::: DATASET EXCERPTS

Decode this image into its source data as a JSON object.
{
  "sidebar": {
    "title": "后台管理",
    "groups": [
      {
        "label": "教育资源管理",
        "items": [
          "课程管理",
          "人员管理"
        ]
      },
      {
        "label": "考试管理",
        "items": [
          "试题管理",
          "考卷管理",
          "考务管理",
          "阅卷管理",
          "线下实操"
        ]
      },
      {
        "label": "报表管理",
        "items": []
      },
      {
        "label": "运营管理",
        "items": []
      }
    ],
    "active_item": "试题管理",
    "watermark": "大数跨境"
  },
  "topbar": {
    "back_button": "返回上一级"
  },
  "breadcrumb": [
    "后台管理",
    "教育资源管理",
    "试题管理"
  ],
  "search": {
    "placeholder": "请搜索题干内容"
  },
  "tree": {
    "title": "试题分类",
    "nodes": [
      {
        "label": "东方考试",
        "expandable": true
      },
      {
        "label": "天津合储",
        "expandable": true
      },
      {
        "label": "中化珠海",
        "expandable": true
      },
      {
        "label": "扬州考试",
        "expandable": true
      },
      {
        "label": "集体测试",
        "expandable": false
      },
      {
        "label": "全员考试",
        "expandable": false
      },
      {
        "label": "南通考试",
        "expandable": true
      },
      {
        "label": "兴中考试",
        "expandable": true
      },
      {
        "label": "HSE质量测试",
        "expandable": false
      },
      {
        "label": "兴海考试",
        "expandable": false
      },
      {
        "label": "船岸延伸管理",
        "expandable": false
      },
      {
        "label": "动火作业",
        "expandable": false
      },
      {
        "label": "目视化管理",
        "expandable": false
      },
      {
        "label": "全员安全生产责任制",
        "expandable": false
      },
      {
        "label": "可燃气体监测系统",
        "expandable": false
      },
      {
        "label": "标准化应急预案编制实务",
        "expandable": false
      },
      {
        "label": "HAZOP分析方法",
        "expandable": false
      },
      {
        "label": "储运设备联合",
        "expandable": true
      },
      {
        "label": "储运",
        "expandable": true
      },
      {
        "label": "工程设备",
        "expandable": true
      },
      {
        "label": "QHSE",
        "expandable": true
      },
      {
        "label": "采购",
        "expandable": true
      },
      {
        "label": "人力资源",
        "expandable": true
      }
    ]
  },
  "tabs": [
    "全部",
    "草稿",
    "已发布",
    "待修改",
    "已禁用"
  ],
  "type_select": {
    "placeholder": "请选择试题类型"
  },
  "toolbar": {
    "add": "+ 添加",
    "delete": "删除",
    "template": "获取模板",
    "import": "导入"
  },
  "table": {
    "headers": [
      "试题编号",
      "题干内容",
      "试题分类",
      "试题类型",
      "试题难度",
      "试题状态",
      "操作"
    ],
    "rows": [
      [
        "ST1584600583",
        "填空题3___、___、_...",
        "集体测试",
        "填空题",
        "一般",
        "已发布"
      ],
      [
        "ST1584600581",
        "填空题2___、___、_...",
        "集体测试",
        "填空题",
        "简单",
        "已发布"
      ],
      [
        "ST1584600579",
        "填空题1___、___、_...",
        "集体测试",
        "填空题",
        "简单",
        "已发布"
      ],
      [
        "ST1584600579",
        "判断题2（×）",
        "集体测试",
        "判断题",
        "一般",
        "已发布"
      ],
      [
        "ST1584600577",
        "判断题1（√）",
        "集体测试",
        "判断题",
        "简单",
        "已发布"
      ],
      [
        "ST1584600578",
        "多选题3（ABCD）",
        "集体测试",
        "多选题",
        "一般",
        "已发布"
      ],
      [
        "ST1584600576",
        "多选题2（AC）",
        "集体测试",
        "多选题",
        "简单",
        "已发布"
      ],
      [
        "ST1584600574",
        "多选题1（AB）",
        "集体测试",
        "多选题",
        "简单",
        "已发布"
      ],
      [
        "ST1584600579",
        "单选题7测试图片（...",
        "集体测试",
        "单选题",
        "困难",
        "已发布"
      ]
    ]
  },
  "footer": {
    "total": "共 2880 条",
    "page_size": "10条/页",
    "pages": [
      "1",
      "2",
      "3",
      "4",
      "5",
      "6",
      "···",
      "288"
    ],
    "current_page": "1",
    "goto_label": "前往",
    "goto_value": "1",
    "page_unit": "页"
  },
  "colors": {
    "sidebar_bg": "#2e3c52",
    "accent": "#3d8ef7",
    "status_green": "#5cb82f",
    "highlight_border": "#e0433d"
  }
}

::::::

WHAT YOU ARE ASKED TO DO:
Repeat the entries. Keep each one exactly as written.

RESULT OF THIS EXERCISE:
Decode this image into its source data as a JSON object.
{
  "sidebar": {
    "title": "后台管理",
    "groups": [
      {
        "label": "教育资源管理",
        "items": [
          "课程管理",
          "人员管理"
        ]
      },
      {
        "label": "考试管理",
        "items": [
          "试题管理",
          "考卷管理",
          "考务管理",
          "阅卷管理",
          "线下实操"
        ]
      },
      {
        "label": "报表管理",
        "items": []
      },
      {
        "label": "运营管理",
        "items": []
      }
    ],
    "active_item": "试题管理",
    "watermark": "大数跨境"
  },
  "topbar": {
    "back_button": "返回上一级"
  },
  "breadcrumb": [
    "后台管理",
    "教育资源管理",
    "试题管理"
  ],
  "search": {
    "placeholder": "请搜索题干内容"
  },
  "tree": {
    "title": "试题分类",
    "nodes": [
      {
        "label": "东方考试",
        "expandable": true
      },
      {
        "label": "天津合储",
        "expandable": true
      },
      {
        "label": "中化珠海",
        "expandable": true
      },
      {
        "label": "扬州考试",
        "expandable": true
      },
      {
        "label": "集体测试",
        "expandable": false
      },
      {
        "label": "全员考试",
        "expandable": false
      },
      {
        "label": "南通考试",
        "expandable": true
      },
      {
        "label": "兴中考试",
        "expandable": true
      },
      {
        "label": "HSE质量测试",
        "expandable": false
      },
      {
        "label": "兴海考试",
        "expandable": false
      },
      {
        "label": "船岸延伸管理",
        "expandable": false
      },
      {
        "label": "动火作业",
        "expandable": false
      },
      {
        "label": "目视化管理",
        "expandable": false
      },
      {
        "label": "全员安全生产责任制",
        "expandable": false
      },
      {
        "label": "可燃气体监测系统",
        "expandable": false
      },
      {
        "label": "标准化应急预案编制实务",
        "expandable": false
      },
      {
        "label": "HAZOP分析方法",
        "expandable": false
      },
      {
        "label": "储运设备联合",
        "expandable": true
      },
      {
        "label": "储运",
        "expandable": true
      },
      {
        "label": "工程设备",
        "expandable": true
      },
      {
        "label": "QHSE",
        "expandable": true
      },
      {
        "label": "采购",
        "expandable": true
      },
      {
        "label": "人力资源",
        "expandable": true
      }
    ]
  },
  "tabs": [
    "全部",
    "草稿",
    "已发布",
    "待修改",
    "已禁用"
  ],
  "type_select": {
    "placeholder": "请选择试题类型"
  },
  "toolbar": {
    "add": "+ 添加",
    "delete": "删除",
    "template": "获取模板",
    "import": "导入"
  },
  "table": {
    "headers": [
      "试题编号",
      "题干内容",
      "试题分类",
      "试题类型",
      "试题难度",
      "试题状态",
      "操作"
    ],
    "rows": [
      [
        "ST1584600583",
        "填空题3___、___、_...",
        "集体测试",
        "填空题",
        "一般",
        "已发布"
      ],
      [
        "ST1584600581",
        "填空题2___、___、_...",
        "集体测试",
        "填空题",
        "简单",
        "已发布"
      ],
      [
        "ST1584600579",
        "填空题1___、___、_...",
        "集体测试",
        "填空题",
        "简单",
        "已发布"
      ],
      [
        "ST1584600579",
        "判断题2（×）",
        "集体测试",
        "判断题",
        "一般",
        "已发布"
      ],
      [
        "ST1584600577",
        "判断题1（√）",
        "集体测试",
        "判断题",
        "简单",
        "已发布"
      ],
      [
        "ST1584600578",
        "多选题3（ABCD）",
        "集体测试",
        "多选题",
        "一般",
        "已发布"
      ],
      [
        "ST1584600576",
        "多选题2（AC）",
        "集体测试",
        "多选题",
        "简单",
        "已发布"
      ],
      [
        "ST1584600574",
        "多选题1（AB）",
        "集体测试",
        "多选题",
        "简单",
        "已发布"
      ],
      [
        "ST1584600579",
        "单选题7测试图片（...",
        "集体测试",
        "单选题",
        "困难",
        "已发布"
      ]
    ]
  },
  "footer": {
    "total": "共 2880 条",
    "page_size": "10条/页",
    "pages": [
      "1",
      "2",
      "3",
      "4",
      "5",
      "6",
      "···",
      "288"
    ],
    "current_page": "1",
    "goto_label": "前往",
    "goto_value": "1",
    "page_unit": "页"
  },
  "colors": {
    "sidebar_bg": "#2e3c52",
    "accent": "#3d8ef7",
    "status_green": "#5cb82f",
    "highlight_border": "#e0433d"
  }
}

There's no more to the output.